**AIM OF THE EXERCISE**:
Check every line below for the string "JSON", and copy the lines that contain it.

**INPUT DATA**:
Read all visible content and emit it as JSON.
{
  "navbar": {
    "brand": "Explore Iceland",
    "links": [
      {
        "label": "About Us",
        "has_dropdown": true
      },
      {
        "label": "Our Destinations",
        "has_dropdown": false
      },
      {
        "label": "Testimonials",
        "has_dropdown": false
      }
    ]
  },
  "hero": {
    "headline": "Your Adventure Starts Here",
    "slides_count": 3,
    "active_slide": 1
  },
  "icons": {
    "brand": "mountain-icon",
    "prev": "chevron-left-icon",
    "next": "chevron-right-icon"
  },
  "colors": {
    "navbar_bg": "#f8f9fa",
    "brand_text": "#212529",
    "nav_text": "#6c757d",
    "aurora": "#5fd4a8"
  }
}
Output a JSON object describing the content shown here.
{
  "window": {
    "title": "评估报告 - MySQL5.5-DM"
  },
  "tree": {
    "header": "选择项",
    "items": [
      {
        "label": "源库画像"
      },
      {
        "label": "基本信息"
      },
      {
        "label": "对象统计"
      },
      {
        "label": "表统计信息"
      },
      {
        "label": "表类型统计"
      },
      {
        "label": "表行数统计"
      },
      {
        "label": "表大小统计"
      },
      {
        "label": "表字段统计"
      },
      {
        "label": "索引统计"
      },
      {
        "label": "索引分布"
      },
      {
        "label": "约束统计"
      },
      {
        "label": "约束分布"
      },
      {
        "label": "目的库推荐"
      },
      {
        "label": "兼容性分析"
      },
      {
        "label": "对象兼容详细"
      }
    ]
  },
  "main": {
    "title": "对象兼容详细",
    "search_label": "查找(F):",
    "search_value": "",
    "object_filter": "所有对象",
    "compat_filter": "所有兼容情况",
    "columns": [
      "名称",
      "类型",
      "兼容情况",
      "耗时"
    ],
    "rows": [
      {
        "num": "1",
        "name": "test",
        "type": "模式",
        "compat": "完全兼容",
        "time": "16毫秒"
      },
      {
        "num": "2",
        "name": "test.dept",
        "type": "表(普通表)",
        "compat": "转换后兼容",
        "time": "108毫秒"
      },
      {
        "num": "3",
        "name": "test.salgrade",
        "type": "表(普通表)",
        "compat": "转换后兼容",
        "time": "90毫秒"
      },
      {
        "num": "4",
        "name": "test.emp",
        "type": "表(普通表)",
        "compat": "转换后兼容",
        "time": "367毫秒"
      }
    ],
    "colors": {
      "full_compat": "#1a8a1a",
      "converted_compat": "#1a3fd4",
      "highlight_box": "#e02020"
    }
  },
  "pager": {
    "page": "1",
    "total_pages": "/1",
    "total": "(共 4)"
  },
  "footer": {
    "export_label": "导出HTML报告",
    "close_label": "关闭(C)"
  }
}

**EXERCISE OUTPUT**:
Read all visible content and emit it as JSON.
Output a JSON object describing the content shown here.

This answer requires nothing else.